"The city is a full partner in what we're doing," says Koonin. "They provide us with problems, ideas, data, and opportunities to demonstrate."
The City as Physics Lab
In many ways, Koonin seems an unusual choice to lead a center for urban studies. He made his academic name as a theoretical physicist. When we met at the CUSP main office, he drank water from a glass with a picture of an Erlenmeyer flask on the side. One of the white boards on the floor was covered with intense mathematical equations typically associated with the hard sciences.
"We think you can learn a lot about the city just by watching it in a persistent, quantitative way," he says. "This is a physicist or scientist way of looking at the problem."
Koonin grew up in Brooklyn but hasn't lived in the city since the mid-1960s. (He says the city today is "more unified" than he remembers it being back then.) He's been professor and provost at the California Institute of Technology and chief scientist at BP, where he pushed for renewable energy. Most recently he served as undersecretary for science in the Department of Energy for the Obama administration, where he worked at the intersection of data and energy policy.
Under Koonin, CUSP will certainly live up to its reputation as home for the new "science of cities." The faculty has more computer scientists than it does civil engineers, and his ideal student once mined data for the Higgs boson before deciding to do something with more direct social relevance. When asked who makes up the "dream team" of guest lecturers he's established, the first name he gives is physicist-turned-urban scientist Geoffrey West.
"We're really about the full chain of data science — acquisition, conditioning, visualization, modeling, analysis — because we're mission-driven," he says. "The goal in the end is to impact the city in some way."
The City as Data Hub
CUSP will gather data to help inspire its impact through many avenues. Traditional sources of public information only reveal so much, and private information is rarely revealed at all. So the center will also collect data from the network of sensors that currently exist or could be installed across New York: everything from thermal infrared images to surveillance cameras to mobile phones.
The outcomes will also take many forms. Some of the work done at CUSP will inform city government, some will be absorbed into the private sector, some will populate the research papers of social scientists, and some will end up in citizen hands in the form of consumer apps. As for what will become of CUSP graduates, Koonin thinks they could make a career in city government or spin a school project into a start-up.
"They'll have a mix of big data and urban savvy," he says, "and that seems like a potent combination."
There's a simple reason CUSP chose to focus on data: speed. Inventing a new insulating material to make buildings more efficient, and implementing that material into building infrastructure, can take generations and cost billions, Koonin points out. Using the data to discover an algorithm that detects inefficient energy use can produce positive changes in a year.
Koonin is well aware of the recent criticisms lobbed at Big Data. The push for constant information could turn cities into what the Economist recently called "electronic panopticons in which everybody is constantly watched." Koonin has vowed that CUSP will keep personal information private when collecting data, and he's confident that in the right hands urban data will produce brighter urban futures.

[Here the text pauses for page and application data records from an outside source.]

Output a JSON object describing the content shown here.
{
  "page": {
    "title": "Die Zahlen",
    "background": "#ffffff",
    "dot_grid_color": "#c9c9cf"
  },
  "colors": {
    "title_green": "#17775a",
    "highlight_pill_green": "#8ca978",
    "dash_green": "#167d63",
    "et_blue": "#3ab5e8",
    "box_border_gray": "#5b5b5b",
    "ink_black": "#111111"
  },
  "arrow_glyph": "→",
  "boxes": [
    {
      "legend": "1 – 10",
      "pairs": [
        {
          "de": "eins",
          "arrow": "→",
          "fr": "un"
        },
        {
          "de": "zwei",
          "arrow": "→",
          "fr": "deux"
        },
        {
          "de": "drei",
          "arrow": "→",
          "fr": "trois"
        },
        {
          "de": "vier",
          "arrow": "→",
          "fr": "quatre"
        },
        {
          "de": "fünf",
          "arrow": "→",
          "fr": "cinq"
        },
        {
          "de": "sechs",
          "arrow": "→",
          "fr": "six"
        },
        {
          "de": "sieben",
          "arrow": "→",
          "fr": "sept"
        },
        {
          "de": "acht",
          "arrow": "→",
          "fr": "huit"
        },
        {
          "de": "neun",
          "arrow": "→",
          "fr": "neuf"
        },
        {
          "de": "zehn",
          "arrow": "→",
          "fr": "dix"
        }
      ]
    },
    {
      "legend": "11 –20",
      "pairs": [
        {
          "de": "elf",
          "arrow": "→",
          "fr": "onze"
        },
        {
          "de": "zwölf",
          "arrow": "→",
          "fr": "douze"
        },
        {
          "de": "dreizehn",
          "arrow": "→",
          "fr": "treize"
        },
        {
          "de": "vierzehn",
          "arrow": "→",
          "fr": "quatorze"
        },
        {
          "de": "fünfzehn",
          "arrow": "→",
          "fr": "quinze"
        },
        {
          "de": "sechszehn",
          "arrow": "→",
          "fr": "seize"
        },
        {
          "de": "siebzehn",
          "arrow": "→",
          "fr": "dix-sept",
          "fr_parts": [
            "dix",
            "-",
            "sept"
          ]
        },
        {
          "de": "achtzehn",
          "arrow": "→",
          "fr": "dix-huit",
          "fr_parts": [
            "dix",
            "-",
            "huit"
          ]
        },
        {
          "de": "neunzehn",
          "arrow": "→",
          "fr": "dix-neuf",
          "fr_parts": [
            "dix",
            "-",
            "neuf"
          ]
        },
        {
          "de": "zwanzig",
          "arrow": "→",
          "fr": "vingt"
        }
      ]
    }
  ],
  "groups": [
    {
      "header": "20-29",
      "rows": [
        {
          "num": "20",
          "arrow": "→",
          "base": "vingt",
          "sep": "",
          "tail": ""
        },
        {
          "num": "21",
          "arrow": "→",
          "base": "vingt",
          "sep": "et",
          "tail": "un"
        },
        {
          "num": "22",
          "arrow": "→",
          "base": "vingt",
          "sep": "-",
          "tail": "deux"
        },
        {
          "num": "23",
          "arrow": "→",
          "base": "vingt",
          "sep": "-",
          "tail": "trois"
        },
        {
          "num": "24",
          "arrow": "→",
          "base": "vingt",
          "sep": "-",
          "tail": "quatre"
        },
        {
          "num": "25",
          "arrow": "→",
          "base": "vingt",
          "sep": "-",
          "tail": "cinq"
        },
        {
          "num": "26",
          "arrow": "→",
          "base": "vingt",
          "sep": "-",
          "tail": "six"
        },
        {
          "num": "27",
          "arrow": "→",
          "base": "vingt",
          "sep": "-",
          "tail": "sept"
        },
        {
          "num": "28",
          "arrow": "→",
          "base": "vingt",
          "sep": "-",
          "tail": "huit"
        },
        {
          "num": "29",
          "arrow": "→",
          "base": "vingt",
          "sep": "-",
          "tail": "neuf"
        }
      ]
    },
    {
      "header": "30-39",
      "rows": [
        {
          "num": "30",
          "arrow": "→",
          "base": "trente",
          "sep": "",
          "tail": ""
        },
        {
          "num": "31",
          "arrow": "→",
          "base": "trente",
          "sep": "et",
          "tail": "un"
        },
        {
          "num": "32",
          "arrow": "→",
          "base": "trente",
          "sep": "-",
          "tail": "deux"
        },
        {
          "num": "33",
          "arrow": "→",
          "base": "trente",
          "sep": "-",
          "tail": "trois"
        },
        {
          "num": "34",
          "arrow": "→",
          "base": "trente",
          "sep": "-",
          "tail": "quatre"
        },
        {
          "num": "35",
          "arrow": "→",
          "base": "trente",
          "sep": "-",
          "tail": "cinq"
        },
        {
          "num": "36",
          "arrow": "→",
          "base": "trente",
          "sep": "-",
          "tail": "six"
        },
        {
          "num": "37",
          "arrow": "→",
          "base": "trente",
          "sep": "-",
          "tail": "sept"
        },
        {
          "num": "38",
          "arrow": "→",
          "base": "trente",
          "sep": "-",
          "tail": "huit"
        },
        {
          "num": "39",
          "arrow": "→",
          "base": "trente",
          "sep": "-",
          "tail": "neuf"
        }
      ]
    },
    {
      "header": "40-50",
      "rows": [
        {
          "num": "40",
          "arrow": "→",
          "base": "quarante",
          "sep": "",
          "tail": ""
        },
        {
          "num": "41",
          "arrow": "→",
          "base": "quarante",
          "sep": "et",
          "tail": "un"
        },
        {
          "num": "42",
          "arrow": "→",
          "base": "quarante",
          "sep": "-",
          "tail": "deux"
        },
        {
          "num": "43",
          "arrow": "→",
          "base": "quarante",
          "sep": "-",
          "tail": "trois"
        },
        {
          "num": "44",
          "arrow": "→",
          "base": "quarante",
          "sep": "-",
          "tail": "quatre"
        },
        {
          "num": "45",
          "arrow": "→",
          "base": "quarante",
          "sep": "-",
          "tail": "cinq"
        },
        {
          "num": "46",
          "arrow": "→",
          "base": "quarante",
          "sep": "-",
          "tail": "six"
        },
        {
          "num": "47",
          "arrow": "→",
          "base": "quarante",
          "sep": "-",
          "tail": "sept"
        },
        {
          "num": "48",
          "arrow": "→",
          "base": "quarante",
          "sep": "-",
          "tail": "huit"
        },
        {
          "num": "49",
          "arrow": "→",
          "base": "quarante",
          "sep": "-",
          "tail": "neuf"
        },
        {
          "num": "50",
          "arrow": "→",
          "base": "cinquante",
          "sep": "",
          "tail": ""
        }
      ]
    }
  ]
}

"We won't know until we try," he says. "[Big Data] will not fulfill all its promises. … But there's a reality there. That's what we need to be working to realize."
All photos by Eric Jaffe.